Scan the entries and tally the lines that include the string "heading". Reply with the figure alone.

═════ Records for processing

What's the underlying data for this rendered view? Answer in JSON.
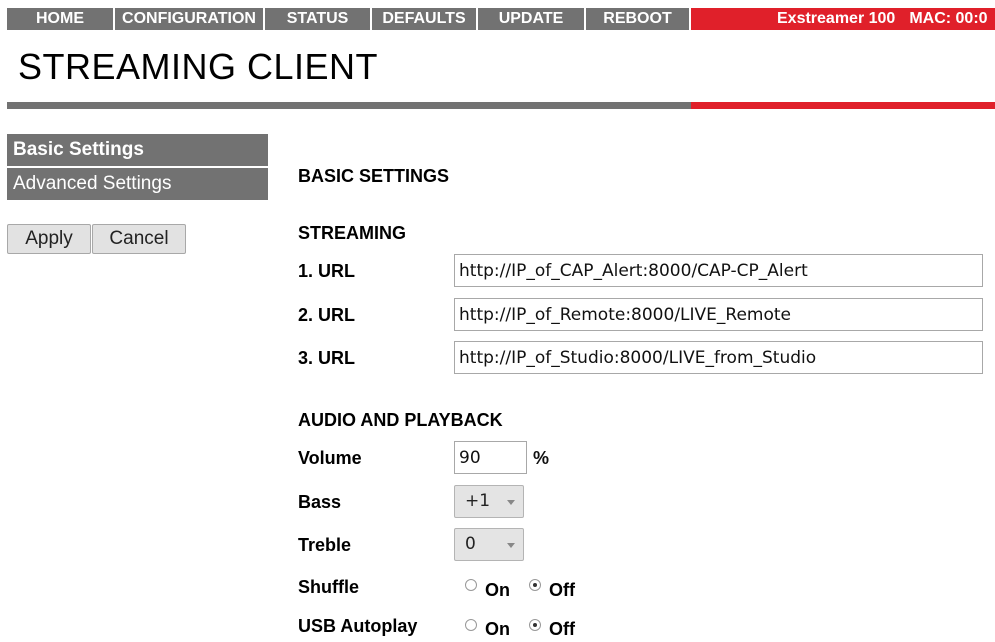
{
  "nav": {
    "items": [
      {
        "label": "HOME"
      },
      {
        "label": "CONFIGURATION"
      },
      {
        "label": "STATUS"
      },
      {
        "label": "DEFAULTS"
      },
      {
        "label": "UPDATE"
      },
      {
        "label": "REBOOT"
      }
    ],
    "device_name": "Exstreamer 100",
    "mac_label": "MAC: 00:0"
  },
  "page": {
    "title": "STREAMING CLIENT"
  },
  "sidebar": {
    "items": [
      {
        "label": "Basic Settings",
        "active": true
      },
      {
        "label": "Advanced Settings",
        "active": false
      }
    ],
    "apply_label": "Apply",
    "cancel_label": "Cancel"
  },
  "main": {
    "heading": "BASIC SETTINGS",
    "streaming": {
      "heading": "STREAMING",
      "urls": [
        {
          "label": "1. URL",
          "value": "http://IP_of_CAP_Alert:8000/CAP-CP_Alert"
        },
        {
          "label": "2. URL",
          "value": "http://IP_of_Remote:8000/LIVE_Remote"
        },
        {
          "label": "3. URL",
          "value": "http://IP_of_Studio:8000/LIVE_from_Studio"
        }
      ]
    },
    "audio": {
      "heading": "AUDIO AND PLAYBACK",
      "volume": {
        "label": "Volume",
        "value": "90",
        "unit": "%"
      },
      "bass": {
        "label": "Bass",
        "value": "+1"
      },
      "treble": {
        "label": "Treble",
        "value": "0"
      },
      "shuffle": {
        "label": "Shuffle",
        "on_label": "On",
        "off_label": "Off",
        "selected": "Off"
      },
      "usb_autoplay": {
        "label": "USB Autoplay",
        "on_label": "On",
        "off_label": "Off",
        "selected": "Off"
      }
    }
  },
  "colors": {
    "nav_gray": "#727272",
    "accent_red": "#e0202a"
  }
}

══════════

Written answer
3